OkCupid also manages to bridge the gap between undergraduates, grad students and young professionals. We took advantage and got a sneak peek into that sort of real-world dating dynamic that we had previously seen only in movies.
A first date that flowed effortlessly from afternoon beer and live music to fancy cocktails and hamachi at the bar of an uber-hip, top-rated San Francisco restaurant? An evening that actually started with, “Want to come upstairs for a drink?” before learning we had reservations for a nice — like, really nice — dinner in an hour?
Conversations about becoming a company partner at the ripe age of 23, living in Peru as a Fulbright scholar, going to Columbia for grad school and it totally not being a big deal — these things happen! They happened to us!
The point: Chivalry may be taboo in college, but it’s surprisingly strong elsewhere.
The second dates
With all the nervous excitement and guaranteed small talk, it’s fairly easy to have a pleasant first date, whether over a $12 cocktail or a $2 cup of coffee. But the second date is much more likely to go horrifyingly wrong.
Normally as college daters, we are way too scared to commit early on. And we don’t mean commit to monogamy — we mean commit to fleeting affection or even acknowledging consistent interest. OkCupid eliminates that awkwardness and confusion. Interest is evident in meeting at all, so committing to a second date carries significance.
Janelle didn’t really take this into consideration with her first second date, which she assumed would be a simple continuation of learning about one another. Immediately, however, he expressed keen optimism about their future as a couple. Oops.
Another second date seemed to falter because of mutually high expectations. The first date was filled with spontaneous energy and, admittedly, booze, and the second was filled with slow, repetitive conversation and sobriety.
Meanwhile, Hillary had some similar second date slumps and miscommunications. The boy who seemed perfect on date number one was out of interesting things to talk about by date number two. And following up a six-hour date that spanned four different venues requires a level of commitment and ingenuity that, as it turned out, neither party was actually willing to put in.
Then there was the decent first date with questionable levels of chemistry that became the okay second date with questionable levels of chemistry, followed by the third date where he was clearly invested and she suddenly realized she wasn’t.
If OkCupid taught us anything, it’s that straightforward communication is key to avoiding dating blunders.
Perhaps OkCupid is simultaneously as esoteric as we all thought it was and the most straightforward way to date anyone these days. OkCupid provides a space for relationship-seekers to be upfront about all of their desires, quirks and hang ups, and to present themselves exactly as they’d like to be seen. Combined with the anonymity of the internet, this creates a space where people actually feel empowered to put themselves out there.
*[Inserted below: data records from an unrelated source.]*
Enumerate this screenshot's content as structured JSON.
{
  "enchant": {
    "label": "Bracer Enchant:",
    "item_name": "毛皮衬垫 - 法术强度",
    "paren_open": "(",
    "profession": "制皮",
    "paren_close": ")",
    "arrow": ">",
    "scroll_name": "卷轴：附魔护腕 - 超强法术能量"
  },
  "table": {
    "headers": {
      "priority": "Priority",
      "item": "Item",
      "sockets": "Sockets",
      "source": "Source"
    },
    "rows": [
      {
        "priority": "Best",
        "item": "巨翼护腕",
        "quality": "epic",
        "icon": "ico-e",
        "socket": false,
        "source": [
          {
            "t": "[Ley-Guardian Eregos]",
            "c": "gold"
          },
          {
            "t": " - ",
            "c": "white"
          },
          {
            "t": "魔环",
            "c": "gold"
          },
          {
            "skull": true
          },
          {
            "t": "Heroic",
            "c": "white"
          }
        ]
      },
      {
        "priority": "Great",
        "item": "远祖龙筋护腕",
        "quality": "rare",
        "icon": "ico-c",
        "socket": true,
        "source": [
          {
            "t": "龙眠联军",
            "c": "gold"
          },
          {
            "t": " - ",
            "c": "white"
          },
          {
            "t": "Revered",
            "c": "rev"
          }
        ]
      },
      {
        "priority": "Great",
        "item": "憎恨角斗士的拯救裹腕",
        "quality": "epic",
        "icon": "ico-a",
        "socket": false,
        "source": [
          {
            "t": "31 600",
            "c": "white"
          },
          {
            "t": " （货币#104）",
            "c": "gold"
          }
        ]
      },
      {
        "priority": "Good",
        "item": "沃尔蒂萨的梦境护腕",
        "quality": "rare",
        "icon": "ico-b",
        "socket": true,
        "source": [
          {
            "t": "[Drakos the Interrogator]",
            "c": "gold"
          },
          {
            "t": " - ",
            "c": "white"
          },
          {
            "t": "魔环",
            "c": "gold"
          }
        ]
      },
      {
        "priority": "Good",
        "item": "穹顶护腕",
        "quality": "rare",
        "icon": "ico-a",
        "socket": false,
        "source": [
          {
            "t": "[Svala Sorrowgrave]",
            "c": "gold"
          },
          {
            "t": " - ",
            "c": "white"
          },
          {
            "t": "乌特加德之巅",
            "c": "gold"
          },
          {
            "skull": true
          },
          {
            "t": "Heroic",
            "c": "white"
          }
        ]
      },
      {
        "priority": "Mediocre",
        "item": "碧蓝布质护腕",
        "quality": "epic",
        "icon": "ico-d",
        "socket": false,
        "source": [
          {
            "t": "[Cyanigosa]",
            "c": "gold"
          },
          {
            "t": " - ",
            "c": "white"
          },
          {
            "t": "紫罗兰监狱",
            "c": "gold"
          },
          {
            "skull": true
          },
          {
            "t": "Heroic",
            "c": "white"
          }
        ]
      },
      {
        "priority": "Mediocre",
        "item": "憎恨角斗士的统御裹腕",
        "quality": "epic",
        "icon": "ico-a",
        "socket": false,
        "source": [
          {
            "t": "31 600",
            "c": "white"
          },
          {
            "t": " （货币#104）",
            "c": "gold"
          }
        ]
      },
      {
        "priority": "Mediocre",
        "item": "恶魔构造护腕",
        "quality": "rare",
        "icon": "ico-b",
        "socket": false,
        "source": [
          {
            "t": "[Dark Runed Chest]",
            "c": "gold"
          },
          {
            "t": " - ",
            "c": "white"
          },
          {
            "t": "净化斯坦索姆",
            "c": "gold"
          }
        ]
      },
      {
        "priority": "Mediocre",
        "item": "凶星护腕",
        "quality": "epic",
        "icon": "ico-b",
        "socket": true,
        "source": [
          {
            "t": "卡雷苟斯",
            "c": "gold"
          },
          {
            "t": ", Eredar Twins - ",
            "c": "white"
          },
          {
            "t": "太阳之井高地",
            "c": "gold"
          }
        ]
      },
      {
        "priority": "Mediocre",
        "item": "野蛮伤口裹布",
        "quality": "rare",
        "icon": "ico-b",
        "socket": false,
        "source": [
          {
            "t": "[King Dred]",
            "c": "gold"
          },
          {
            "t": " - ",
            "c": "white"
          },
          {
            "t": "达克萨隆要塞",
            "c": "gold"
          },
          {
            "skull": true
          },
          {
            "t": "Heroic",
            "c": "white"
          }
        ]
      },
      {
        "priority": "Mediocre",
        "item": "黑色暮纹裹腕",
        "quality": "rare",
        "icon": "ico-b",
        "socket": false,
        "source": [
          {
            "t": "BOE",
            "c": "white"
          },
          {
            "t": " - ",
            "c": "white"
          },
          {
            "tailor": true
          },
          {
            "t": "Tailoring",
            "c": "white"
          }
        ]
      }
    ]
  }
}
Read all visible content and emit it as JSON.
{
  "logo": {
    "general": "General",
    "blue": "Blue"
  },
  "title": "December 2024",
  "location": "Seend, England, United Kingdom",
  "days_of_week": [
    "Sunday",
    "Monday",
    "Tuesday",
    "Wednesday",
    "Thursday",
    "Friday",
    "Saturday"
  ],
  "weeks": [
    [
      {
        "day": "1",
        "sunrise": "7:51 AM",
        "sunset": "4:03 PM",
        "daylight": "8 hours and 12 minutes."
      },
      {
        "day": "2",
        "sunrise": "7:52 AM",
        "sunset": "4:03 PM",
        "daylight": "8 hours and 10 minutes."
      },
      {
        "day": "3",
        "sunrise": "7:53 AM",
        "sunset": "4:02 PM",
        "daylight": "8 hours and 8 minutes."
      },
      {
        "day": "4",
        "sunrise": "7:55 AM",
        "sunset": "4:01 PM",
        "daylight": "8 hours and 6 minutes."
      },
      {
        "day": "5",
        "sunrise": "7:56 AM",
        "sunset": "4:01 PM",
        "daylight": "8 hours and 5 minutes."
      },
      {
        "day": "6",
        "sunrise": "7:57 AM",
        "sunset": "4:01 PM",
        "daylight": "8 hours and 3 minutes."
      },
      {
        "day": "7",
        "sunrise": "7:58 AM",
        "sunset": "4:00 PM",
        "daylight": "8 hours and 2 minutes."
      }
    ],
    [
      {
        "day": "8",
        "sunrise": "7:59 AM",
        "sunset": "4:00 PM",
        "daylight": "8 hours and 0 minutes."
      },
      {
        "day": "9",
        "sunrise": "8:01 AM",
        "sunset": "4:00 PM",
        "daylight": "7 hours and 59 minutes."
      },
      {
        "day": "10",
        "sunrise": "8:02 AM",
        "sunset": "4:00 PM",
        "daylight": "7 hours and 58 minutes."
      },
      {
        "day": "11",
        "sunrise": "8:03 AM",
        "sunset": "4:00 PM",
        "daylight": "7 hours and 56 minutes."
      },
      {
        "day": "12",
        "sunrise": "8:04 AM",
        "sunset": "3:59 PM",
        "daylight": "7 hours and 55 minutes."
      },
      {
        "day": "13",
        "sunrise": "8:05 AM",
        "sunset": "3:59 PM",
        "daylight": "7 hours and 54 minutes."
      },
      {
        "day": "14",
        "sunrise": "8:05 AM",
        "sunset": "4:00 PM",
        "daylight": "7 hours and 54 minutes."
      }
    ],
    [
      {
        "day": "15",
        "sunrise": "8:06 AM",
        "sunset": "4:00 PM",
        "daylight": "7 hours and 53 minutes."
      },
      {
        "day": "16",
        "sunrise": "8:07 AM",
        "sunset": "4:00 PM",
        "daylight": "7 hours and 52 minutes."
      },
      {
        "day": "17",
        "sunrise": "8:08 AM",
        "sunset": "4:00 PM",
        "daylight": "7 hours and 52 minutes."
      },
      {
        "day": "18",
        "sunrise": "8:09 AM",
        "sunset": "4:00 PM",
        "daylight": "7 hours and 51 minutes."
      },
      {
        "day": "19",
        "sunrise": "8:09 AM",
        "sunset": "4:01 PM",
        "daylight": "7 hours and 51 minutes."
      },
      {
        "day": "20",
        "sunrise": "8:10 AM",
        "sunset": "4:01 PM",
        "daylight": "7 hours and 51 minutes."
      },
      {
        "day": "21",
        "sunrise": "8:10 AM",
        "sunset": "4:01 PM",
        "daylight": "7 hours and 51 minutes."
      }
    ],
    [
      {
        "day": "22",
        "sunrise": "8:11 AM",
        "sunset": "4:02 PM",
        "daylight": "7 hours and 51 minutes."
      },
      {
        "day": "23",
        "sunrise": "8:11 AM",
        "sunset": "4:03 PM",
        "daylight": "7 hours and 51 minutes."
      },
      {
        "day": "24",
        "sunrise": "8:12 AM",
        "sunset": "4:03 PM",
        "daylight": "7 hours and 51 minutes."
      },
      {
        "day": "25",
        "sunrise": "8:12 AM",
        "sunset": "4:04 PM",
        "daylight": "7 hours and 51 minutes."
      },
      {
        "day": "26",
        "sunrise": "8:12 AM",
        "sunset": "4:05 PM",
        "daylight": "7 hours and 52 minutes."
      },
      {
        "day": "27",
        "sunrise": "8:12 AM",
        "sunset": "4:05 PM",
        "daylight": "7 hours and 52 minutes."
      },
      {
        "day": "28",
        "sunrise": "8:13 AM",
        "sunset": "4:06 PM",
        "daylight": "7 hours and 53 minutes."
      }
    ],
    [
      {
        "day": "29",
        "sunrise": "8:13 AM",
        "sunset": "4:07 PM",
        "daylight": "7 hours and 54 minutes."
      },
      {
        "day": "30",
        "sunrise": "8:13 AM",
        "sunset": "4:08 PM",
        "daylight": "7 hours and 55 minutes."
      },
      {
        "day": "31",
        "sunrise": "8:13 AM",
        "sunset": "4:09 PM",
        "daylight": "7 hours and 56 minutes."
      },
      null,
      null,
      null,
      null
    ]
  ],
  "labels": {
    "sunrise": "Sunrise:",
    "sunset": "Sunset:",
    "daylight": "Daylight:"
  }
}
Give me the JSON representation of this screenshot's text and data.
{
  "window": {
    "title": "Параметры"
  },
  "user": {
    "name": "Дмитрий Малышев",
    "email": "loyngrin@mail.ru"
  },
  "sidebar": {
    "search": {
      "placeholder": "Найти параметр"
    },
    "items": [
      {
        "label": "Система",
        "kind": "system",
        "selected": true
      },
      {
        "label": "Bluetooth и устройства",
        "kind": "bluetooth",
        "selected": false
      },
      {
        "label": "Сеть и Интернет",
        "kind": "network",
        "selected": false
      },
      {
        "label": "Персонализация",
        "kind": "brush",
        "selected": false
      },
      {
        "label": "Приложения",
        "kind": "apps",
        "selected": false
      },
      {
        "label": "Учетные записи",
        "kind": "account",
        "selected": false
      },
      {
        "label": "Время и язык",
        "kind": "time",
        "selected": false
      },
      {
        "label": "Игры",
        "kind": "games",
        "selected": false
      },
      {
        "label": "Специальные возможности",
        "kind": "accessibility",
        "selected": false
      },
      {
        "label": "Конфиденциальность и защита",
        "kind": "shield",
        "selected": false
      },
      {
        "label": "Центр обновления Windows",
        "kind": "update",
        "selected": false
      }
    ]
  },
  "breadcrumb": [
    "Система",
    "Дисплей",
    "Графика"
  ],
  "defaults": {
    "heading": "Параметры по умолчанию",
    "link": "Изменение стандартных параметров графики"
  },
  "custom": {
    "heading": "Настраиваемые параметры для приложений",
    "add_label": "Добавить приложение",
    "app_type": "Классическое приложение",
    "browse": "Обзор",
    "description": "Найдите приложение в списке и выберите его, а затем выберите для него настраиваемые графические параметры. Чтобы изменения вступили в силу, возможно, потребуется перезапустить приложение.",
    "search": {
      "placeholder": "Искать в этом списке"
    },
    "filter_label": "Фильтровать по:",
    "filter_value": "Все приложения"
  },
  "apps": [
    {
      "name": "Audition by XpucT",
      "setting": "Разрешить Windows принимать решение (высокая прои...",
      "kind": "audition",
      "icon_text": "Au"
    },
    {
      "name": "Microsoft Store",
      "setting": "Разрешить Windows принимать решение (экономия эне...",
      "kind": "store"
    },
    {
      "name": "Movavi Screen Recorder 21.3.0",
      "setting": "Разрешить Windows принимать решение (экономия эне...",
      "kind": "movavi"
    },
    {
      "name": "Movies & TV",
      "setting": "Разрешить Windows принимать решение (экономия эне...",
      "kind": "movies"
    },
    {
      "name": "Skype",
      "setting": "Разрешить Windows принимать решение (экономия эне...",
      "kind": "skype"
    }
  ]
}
Fear of rejection is dramatically decreased when every online interaction feels a little less real.
We don’t view meeting people over the internet as the end to traditional, real-life interactions, but a valuable supplement to them. As it turns out, going on a ton of first dates makes you good at first dates, and interacting with potential love interests online makes it easier to do so in person, too. Over the course of this experiment, Janelle and Hillary each gave their phone numbers to people they met in real life simply because their experience on OkCupid had ingrained in them an ethos of “Why the hell not?”
On a recent Monday night, we found ourselves on a double date — both with guys we found on OkCupid. The strangest part is that it didn’t feel strange at all.
In the UC Davis undergraduate system, and elsewhere, unacknowledged heteronormativity is especially heinous.
Two female heterosexual students wrote this article, altering the names and personal details of those involved in order to protect their identities. These are their stories.
JANELLE BITKER and HILLARY KNOUSE can be reached at firstname.lastname@example.org.